Exercise requirements> Find the string "Greg" in the records. Copy every line it appears in.

————

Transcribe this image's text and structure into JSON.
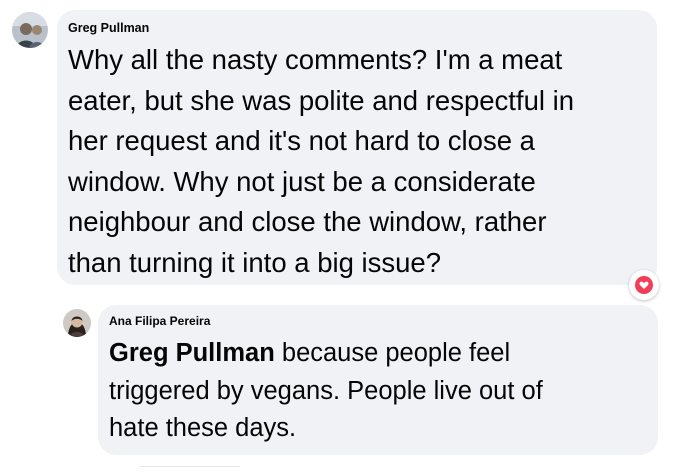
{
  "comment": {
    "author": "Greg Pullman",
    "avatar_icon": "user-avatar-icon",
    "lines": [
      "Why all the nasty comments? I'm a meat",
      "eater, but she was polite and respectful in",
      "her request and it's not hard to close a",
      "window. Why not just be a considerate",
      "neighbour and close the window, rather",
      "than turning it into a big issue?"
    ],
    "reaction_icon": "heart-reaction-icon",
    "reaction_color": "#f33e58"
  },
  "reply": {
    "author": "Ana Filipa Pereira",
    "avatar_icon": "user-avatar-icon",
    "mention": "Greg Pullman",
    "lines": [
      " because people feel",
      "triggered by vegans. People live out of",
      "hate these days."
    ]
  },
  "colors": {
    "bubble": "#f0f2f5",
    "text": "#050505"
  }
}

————

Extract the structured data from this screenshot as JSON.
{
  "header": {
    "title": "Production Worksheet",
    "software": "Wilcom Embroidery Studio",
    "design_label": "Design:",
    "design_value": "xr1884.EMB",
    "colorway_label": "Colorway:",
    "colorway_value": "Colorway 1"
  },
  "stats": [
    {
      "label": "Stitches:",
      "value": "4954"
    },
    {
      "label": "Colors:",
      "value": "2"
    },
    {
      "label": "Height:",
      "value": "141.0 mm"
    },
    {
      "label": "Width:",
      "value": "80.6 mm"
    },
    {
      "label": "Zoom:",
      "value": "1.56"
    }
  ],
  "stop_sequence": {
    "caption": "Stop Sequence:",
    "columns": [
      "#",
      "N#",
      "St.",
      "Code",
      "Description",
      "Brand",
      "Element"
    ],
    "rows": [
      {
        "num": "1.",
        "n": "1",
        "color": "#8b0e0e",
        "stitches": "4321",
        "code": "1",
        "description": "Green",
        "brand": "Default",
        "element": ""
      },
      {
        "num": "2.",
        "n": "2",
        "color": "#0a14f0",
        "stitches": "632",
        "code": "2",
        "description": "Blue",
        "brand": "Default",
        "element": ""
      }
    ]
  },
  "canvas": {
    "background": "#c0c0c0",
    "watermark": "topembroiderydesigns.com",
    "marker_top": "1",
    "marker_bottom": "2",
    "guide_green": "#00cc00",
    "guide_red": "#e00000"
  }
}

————

Answer section>
    "author": "Greg Pullman",
    "mention": "Greg Pullman",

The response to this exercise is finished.